People returning to work following the long pandemic will find an array of tech-infused gadgetry to improve workplace safety but which could pose risks for long-term personal and medical privacy.
Whether Microsoft can hone a people-centered, scientific, analytical platform here—or whether it’s so much apophenia, finding patterns and meaning where there may be none—is mostly a matter of salesmanship.
Besides the normal stuff we’ve come to expect from wearables such as location tracking, the health tracking band asks you to submit voice recordings and also to provide pictures, scans of your nearly nude body so that things like fat content percentage can be calculated and tracked.
Monitoring what people are doing is not the same thing as measuring their work output.
Facebook employees sparked a flurry of posts denouncing the feature, with several commenting in disbelief that the company would overtly pitch “unionize” as a topic to be blacklisted.
Now this European Organization for Nuclear Research is moving away from Facebook Workplace to instead make use of more open-source software packages.Pricing and privacy concerns move CERN to Mattermost, Discourse and other Open Source solutions.
Damn it, I’m so bad with nonwhite faces.” Concluding that it was better to be safe than sorry, the anxious software has placed the man on several FBI watch lists.
Image copyright Robin Lubbock Image caption Humanyze's Ben Waber thinks firms need to find our more about how they function His company gathers "data exhaust" left by employees' email and instant messaging apps, and uses name badges equipped with radio-frequency identification (RFID) devices and microphones.
This workplace of the future sounds creepy WeWork's latest acquisition is a small software company with 24 employees. Euclid does this by tracking how people move around physical spaces. So it sounds like WeWork might try out Euclid's analytics technology first in those locations.

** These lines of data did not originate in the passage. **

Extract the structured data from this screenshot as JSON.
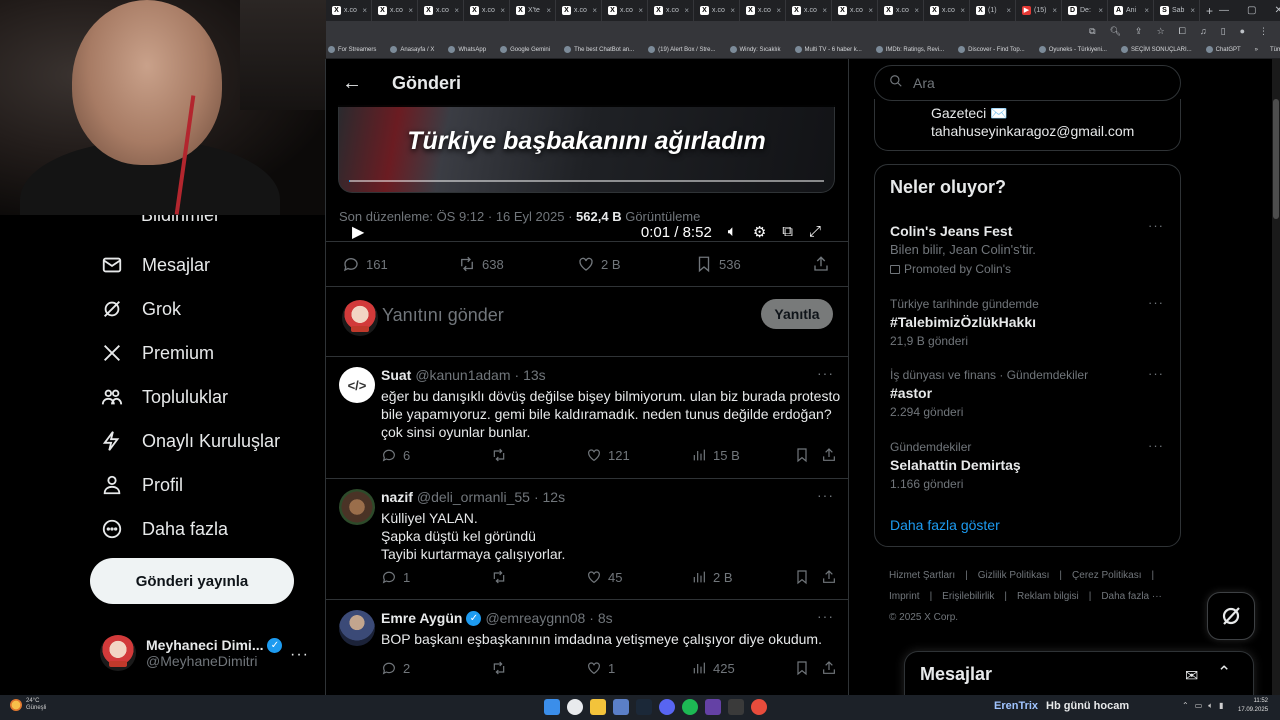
{
  "browser": {
    "tabs": [
      {
        "label": "x.co",
        "fav": "X"
      },
      {
        "label": "x.co",
        "fav": "X"
      },
      {
        "label": "x.co",
        "fav": "X"
      },
      {
        "label": "x.co",
        "fav": "X"
      },
      {
        "label": "X'te",
        "fav": "X"
      },
      {
        "label": "x.co",
        "fav": "X"
      },
      {
        "label": "x.co",
        "fav": "X"
      },
      {
        "label": "x.co",
        "fav": "X"
      },
      {
        "label": "x.co",
        "fav": "X"
      },
      {
        "label": "x.co",
        "fav": "X"
      },
      {
        "label": "x.co",
        "fav": "X"
      },
      {
        "label": "x.co",
        "fav": "X"
      },
      {
        "label": "x.co",
        "fav": "X"
      },
      {
        "label": "x.co",
        "fav": "X"
      },
      {
        "label": "(1)",
        "fav": "X"
      },
      {
        "label": "(15)",
        "fav": "▶"
      },
      {
        "label": "De:",
        "fav": "D"
      },
      {
        "label": "Ani",
        "fav": "A"
      },
      {
        "label": "Sab",
        "fav": "S"
      }
    ],
    "bookmarks": [
      "For Streamers",
      "Anasayfa / X",
      "WhatsApp",
      "Google Gemini",
      "The best ChatBot an...",
      "(19) Alert Box / Stre...",
      "Windy: Sıcaklık",
      "Multi TV - 6 haber k...",
      "IMDb: Ratings, Revi...",
      "Discover - Find Top...",
      "Oyuneks - Türkiyeni...",
      "SEÇİM SONUÇLARI...",
      "ChatGPT"
    ],
    "bookmarks_more": "»",
    "all_bookmarks": "Tüm Yer İşaretleri"
  },
  "nav": {
    "clipped_label": "Bildirimler",
    "items": [
      {
        "label": "Mesajlar",
        "icon": "mail-icon"
      },
      {
        "label": "Grok",
        "icon": "grok-icon"
      },
      {
        "label": "Premium",
        "icon": "x-logo-icon"
      },
      {
        "label": "Topluluklar",
        "icon": "communities-icon"
      },
      {
        "label": "Onaylı Kuruluşlar",
        "icon": "lightning-icon"
      },
      {
        "label": "Profil",
        "icon": "person-icon"
      },
      {
        "label": "Daha fazla",
        "icon": "more-circle-icon"
      }
    ],
    "post_button": "Gönderi yayınla",
    "account_name": "Meyhaneci Dimi...",
    "account_handle": "@MeyhaneDimitri",
    "account_more": "···"
  },
  "main": {
    "header_title": "Gönderi",
    "video": {
      "caption": "Türkiye başbakanını ağırladım",
      "time": "0:01 / 8:52",
      "progress": 0.002
    },
    "meta": {
      "edited": "Son düzenleme: ÖS 9:12 · 16 Eyl 2025 ·",
      "views_count": "562,4 B",
      "views_label": "Görüntüleme"
    },
    "actions": {
      "replies": "161",
      "reposts": "638",
      "likes": "2 B",
      "bookmarks": "536"
    },
    "reply_placeholder": "Yanıtını gönder",
    "reply_button": "Yanıtla",
    "replies": [
      {
        "name": "Suat",
        "handle": "@kanun1adam",
        "time": "· 13s",
        "verified": false,
        "avatar_text": "</>",
        "lines": [
          "eğer bu danışıklı dövüş değilse bişey bilmiyorum. ulan biz burada protesto",
          "bile yapamıyoruz. gemi bile kaldıramadık. neden tunus değilde erdoğan?",
          "çok sinsi oyunlar bunlar."
        ],
        "replies": "6",
        "reposts": "",
        "likes": "121",
        "views": "15 B"
      },
      {
        "name": "nazif",
        "handle": "@deli_ormanli_55",
        "time": "· 12s",
        "verified": false,
        "avatar_text": "",
        "lines": [
          "Külliyel YALAN.",
          "Şapka düştü kel göründü",
          "Tayibi kurtarmaya çalışıyorlar."
        ],
        "replies": "1",
        "reposts": "",
        "likes": "45",
        "views": "2 B"
      },
      {
        "name": "Emre Aygün",
        "handle": "@emreaygnn08",
        "time": "· 8s",
        "verified": true,
        "avatar_text": "",
        "lines": [
          "BOP başkanı eşbaşkanının imdadına yetişmeye çalışıyor diye okudum."
        ],
        "replies": "2",
        "reposts": "",
        "likes": "1",
        "views": "425"
      }
    ]
  },
  "sidebar": {
    "search_placeholder": "Ara",
    "profile_line1": "Gazeteci ✉️",
    "profile_line2": "tahahuseyinkaragoz@gmail.com",
    "trends_title": "Neler oluyor?",
    "trends": [
      {
        "context": "",
        "title": "Colin's Jeans Fest",
        "subtitle": "Bilen bilir, Jean Colin's'tir.",
        "count": "",
        "promo": "Promoted by Colin's"
      },
      {
        "context": "Türkiye tarihinde gündemde",
        "title": "#TalebimizÖzlükHakkı",
        "subtitle": "",
        "count": "21,9 B gönderi",
        "promo": ""
      },
      {
        "context": "İş dünyası ve finans · Gündemdekiler",
        "title": "#astor",
        "subtitle": "",
        "count": "2.294 gönderi",
        "promo": ""
      },
      {
        "context": "Gündemdekiler",
        "title": "Selahattin Demirtaş",
        "subtitle": "",
        "count": "1.166 gönderi",
        "promo": ""
      }
    ],
    "show_more": "Daha fazla göster",
    "footer": [
      "Hizmet Şartları",
      "|",
      "Gizlilik Politikası",
      "|",
      "Çerez Politikası",
      "|",
      "Imprint",
      "|",
      "Erişilebilirlik",
      "|",
      "Reklam bilgisi",
      "|",
      "Daha fazla ···",
      "© 2025 X Corp."
    ],
    "messages_title": "Mesajlar"
  },
  "taskbar": {
    "weather_temp": "24°C",
    "weather_desc": "Güneşli",
    "stream_channel": "ErenTrix",
    "stream_title": "Hb günü hocam",
    "clock_time": "11:52",
    "clock_date": "17.09.2025"
  },
  "colors": {
    "accent": "#1d9bf0",
    "background": "#000000",
    "text": "#e7e9ea",
    "muted": "#71767b",
    "border": "#2f3336"
  }
}
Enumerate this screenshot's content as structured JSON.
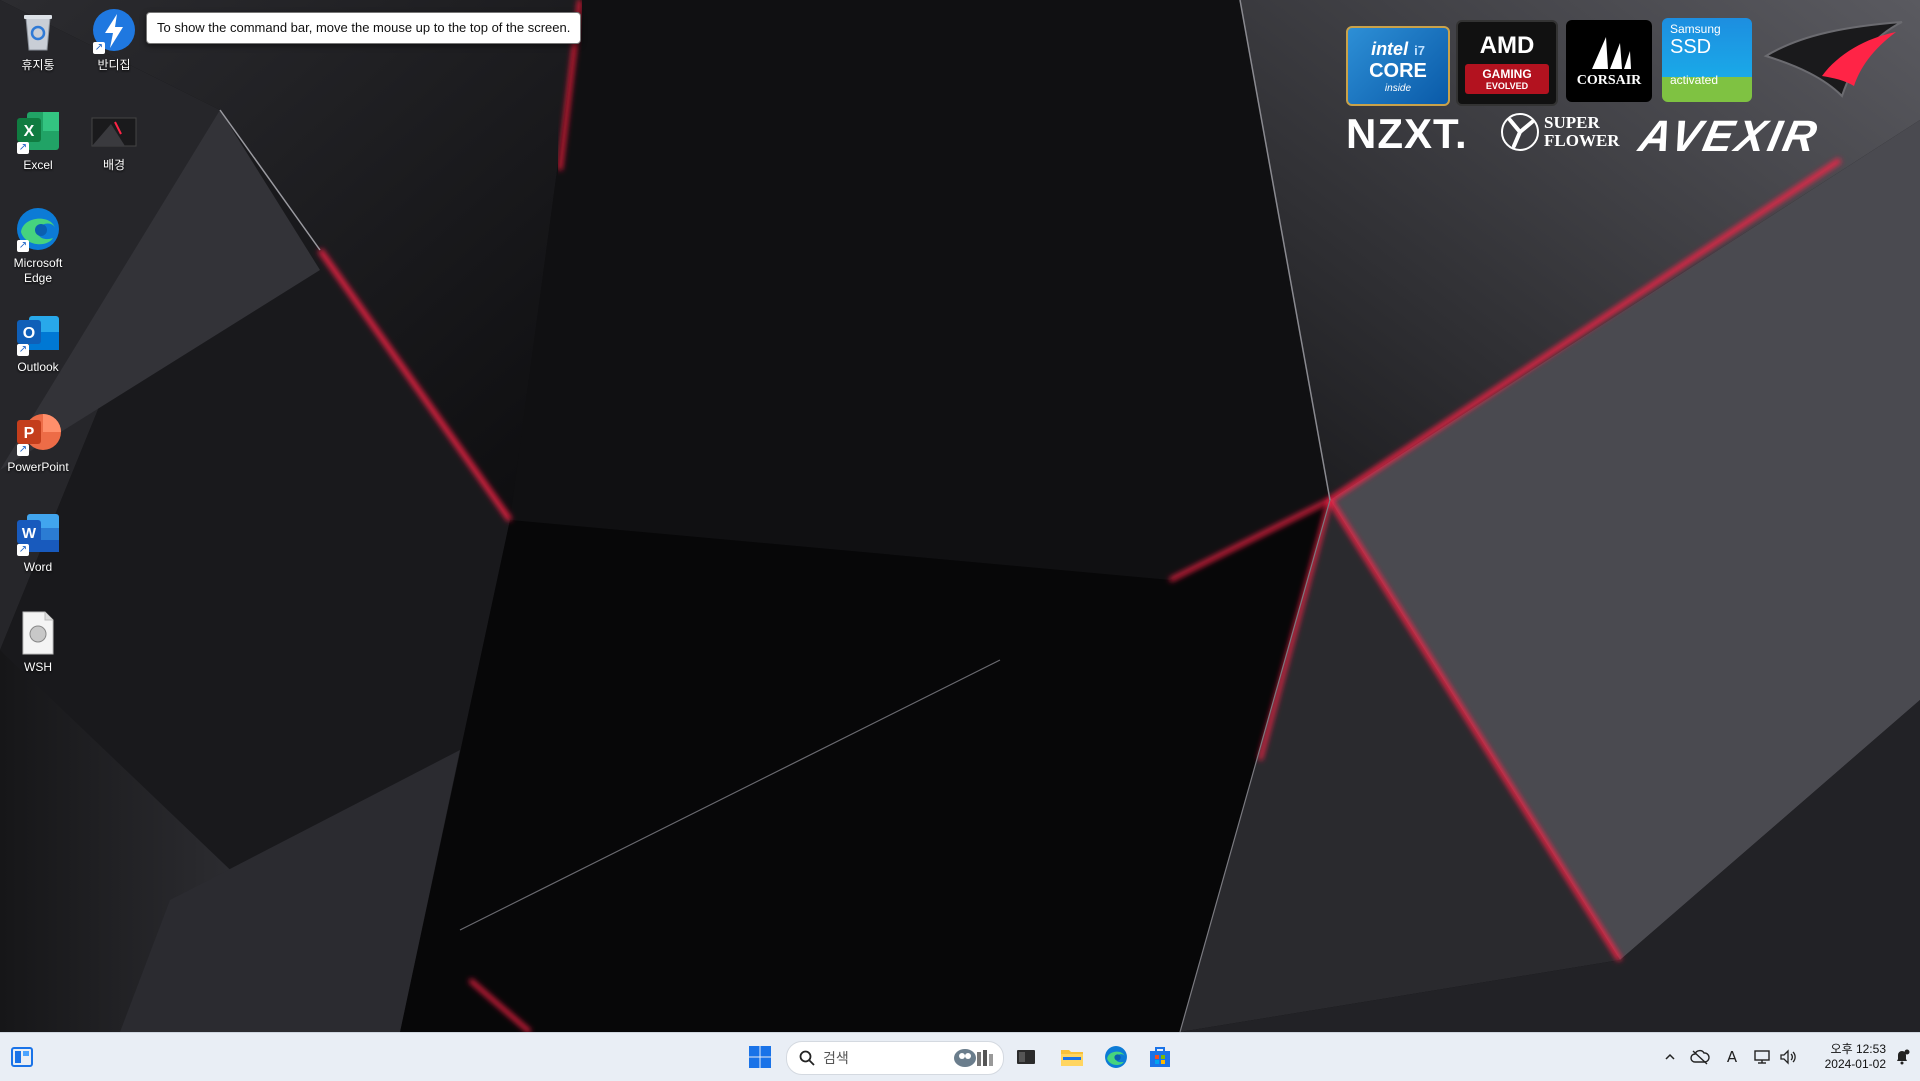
{
  "tooltip": {
    "text": "To show the command bar, move the mouse up to the top of the screen."
  },
  "desktop": {
    "icons": [
      {
        "label": "휴지통",
        "icon": "recycle-bin-icon"
      },
      {
        "label": "반디집",
        "icon": "bandizip-icon"
      },
      {
        "label": "Excel",
        "icon": "excel-icon"
      },
      {
        "label": "배경",
        "icon": "image-icon"
      },
      {
        "label": "Microsoft Edge",
        "icon": "edge-icon"
      },
      {
        "label": "Outlook",
        "icon": "outlook-icon"
      },
      {
        "label": "PowerPoint",
        "icon": "powerpoint-icon"
      },
      {
        "label": "Word",
        "icon": "word-icon"
      },
      {
        "label": "WSH",
        "icon": "script-file-icon"
      }
    ]
  },
  "logos": {
    "intel": {
      "brand": "intel",
      "line": "CORE",
      "model": "i7",
      "sub": "inside"
    },
    "amd": {
      "brand": "AMD",
      "sub1": "GAMING",
      "sub2": "EVOLVED"
    },
    "corsair": {
      "brand": "CORSAIR"
    },
    "samsung": {
      "brand": "Samsung",
      "line": "SSD",
      "sub": "activated"
    },
    "nzxt": {
      "brand": "NZXT."
    },
    "superflower": {
      "line1": "SUPER",
      "line2": "FLOWER"
    },
    "avexir": {
      "brand": "AVEXIR"
    }
  },
  "taskbar": {
    "search_placeholder": "검색",
    "clock_time": "오후 12:53",
    "clock_date": "2024-01-02",
    "ime_indicator": "A"
  },
  "colors": {
    "accent_red": "#ff1e3c",
    "taskbar_bg": "#e9eef5",
    "start_blue": "#1a73e8"
  }
}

These rules allegedly include being unable to leave the property during breaks; being banned from freely using their phones, even in emergencies; and restrictions being placed on when they can take "wellness" breaks; in addition to being unable to speak to family members about their work, according to an open letter from the contract workers that was shared on Facebook's internal forum Workplace and seen by Business Insider.
People on the right are suspicious of the left-leaning corporate cultures at most major technology companies, and they're particularly concerned about how Facebook and Google could use their control over major social media platforms to squelch conservative viewpoints.
It revealed over 50 per cent of workers think their employer is monitoring them at work – and that many feared new technology was going to make workplace monitoring even worse.
“This is likely to create an oppressive work environment where employees feel constantly and scrupulously monitored. “It is essential that the workforce has a say in this as if put in the wrong hands, it is very possible that staff could be made to feel like they are working in a very oppressive workplace.